- _What to work on_
Would you copy out each line of the records below that includes the word "this"?

- _Raw data_

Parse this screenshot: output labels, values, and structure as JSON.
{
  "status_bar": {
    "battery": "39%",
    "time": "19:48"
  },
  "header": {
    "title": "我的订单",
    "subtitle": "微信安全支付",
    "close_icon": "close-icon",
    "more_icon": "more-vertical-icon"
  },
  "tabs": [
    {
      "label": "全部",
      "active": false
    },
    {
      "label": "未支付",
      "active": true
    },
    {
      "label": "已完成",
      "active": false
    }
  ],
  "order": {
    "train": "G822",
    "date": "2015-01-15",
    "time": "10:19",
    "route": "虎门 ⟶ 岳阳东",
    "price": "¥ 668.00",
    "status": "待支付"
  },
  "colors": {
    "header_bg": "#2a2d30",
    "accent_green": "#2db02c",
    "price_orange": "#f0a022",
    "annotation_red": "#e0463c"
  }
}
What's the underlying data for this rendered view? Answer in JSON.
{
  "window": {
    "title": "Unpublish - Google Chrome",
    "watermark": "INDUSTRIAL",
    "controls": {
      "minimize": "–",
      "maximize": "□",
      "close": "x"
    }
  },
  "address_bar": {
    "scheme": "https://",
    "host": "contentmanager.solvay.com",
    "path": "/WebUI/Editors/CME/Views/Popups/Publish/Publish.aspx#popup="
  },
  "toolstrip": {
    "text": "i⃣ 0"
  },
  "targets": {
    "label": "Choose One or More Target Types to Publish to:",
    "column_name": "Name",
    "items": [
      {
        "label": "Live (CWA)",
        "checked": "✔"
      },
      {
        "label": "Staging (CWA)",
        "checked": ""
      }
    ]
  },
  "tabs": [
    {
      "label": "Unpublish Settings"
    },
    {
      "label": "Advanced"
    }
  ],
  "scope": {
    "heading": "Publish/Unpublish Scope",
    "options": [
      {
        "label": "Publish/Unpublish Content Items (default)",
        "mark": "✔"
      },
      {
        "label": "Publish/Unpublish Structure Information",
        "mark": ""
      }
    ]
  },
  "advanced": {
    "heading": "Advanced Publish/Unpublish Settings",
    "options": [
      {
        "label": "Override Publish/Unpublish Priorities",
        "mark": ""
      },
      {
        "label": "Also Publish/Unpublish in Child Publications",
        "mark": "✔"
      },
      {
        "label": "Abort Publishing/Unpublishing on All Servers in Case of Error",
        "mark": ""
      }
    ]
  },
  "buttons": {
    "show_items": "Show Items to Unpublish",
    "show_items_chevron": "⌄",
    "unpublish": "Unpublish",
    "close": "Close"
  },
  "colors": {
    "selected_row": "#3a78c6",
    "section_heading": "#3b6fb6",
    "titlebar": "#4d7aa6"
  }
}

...

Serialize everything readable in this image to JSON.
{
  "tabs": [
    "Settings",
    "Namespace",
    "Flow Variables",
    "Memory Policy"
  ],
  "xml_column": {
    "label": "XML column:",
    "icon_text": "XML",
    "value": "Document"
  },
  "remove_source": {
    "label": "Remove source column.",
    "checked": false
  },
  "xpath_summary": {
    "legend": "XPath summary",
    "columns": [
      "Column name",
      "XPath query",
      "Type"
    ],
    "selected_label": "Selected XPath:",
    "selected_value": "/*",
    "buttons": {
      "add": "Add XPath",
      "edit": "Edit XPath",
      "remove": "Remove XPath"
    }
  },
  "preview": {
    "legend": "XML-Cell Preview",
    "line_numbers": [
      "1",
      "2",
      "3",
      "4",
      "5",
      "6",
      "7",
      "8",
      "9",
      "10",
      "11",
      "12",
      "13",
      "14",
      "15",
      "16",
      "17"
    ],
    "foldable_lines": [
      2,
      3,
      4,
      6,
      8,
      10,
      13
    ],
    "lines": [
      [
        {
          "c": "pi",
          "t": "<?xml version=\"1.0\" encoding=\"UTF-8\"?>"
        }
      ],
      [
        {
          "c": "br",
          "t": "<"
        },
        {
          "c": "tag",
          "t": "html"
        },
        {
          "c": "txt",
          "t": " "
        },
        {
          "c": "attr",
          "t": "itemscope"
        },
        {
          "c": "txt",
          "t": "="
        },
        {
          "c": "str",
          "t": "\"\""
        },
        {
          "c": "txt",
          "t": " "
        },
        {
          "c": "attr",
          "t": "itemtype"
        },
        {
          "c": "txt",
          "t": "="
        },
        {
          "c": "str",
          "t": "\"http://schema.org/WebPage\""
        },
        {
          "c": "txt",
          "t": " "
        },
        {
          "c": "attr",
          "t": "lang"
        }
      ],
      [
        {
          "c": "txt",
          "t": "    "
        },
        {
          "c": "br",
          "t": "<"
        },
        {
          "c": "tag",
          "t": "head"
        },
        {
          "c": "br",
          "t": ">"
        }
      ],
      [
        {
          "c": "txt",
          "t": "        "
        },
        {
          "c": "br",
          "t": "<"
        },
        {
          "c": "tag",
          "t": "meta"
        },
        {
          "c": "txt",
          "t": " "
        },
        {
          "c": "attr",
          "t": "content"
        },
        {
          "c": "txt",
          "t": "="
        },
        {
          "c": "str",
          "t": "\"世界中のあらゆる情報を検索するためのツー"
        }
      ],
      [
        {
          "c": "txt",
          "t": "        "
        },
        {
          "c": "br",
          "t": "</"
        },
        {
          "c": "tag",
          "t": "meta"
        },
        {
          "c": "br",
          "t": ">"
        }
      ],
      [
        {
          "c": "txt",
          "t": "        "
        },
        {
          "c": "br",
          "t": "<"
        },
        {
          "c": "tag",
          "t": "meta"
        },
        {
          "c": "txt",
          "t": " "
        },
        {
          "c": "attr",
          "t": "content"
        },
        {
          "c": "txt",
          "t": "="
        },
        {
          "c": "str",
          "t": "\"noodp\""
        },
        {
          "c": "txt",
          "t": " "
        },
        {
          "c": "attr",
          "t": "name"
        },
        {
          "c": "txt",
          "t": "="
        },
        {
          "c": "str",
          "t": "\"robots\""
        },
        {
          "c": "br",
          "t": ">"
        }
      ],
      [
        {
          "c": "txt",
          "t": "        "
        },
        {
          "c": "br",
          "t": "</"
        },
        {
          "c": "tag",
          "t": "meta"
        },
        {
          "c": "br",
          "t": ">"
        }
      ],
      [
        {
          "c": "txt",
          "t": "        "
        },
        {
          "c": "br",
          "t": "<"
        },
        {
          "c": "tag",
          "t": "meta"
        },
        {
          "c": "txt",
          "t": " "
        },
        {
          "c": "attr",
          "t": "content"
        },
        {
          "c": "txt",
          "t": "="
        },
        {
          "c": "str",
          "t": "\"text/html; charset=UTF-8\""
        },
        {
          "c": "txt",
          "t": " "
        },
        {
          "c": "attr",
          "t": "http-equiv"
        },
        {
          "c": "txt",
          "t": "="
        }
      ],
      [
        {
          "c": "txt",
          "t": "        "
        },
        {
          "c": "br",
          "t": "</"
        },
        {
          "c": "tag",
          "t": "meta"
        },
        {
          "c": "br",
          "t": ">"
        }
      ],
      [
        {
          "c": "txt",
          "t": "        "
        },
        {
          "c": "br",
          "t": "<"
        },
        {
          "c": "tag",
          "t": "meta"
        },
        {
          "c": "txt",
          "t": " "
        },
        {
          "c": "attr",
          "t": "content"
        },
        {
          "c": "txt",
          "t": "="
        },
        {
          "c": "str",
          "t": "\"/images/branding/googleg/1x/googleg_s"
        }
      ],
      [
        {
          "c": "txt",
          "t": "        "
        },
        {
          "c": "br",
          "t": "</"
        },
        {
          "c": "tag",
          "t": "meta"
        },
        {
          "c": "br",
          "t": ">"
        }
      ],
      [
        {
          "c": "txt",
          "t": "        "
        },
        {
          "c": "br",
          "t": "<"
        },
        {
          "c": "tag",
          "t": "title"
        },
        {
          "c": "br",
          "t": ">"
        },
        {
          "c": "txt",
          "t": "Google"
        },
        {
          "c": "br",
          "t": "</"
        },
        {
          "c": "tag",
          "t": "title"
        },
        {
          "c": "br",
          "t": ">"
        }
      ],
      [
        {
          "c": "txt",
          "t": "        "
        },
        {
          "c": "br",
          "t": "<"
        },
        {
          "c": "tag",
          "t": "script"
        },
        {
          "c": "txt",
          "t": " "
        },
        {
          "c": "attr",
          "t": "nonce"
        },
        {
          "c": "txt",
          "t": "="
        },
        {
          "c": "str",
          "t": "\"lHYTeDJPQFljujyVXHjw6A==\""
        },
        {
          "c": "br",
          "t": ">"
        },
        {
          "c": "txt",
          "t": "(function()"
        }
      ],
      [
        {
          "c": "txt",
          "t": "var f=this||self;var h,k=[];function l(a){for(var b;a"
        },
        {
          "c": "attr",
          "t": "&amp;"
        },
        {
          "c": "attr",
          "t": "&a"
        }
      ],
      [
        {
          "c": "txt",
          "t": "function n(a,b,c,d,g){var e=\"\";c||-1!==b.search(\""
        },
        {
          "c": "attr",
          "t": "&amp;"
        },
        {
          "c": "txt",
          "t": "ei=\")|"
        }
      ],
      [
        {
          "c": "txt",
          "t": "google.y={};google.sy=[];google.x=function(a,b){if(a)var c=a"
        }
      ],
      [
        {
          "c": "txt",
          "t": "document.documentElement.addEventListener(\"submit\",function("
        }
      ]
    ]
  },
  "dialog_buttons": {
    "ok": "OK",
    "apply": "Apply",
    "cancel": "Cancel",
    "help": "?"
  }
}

- _Response area_
Parse this screenshot: output labels, values, and structure as JSON.
What's the underlying data for this rendered view? Answer in JSON.
Serialize everything readable in this image to JSON.
          "t": "var f=this||self;var h,k=[];function l(a){for(var b;a"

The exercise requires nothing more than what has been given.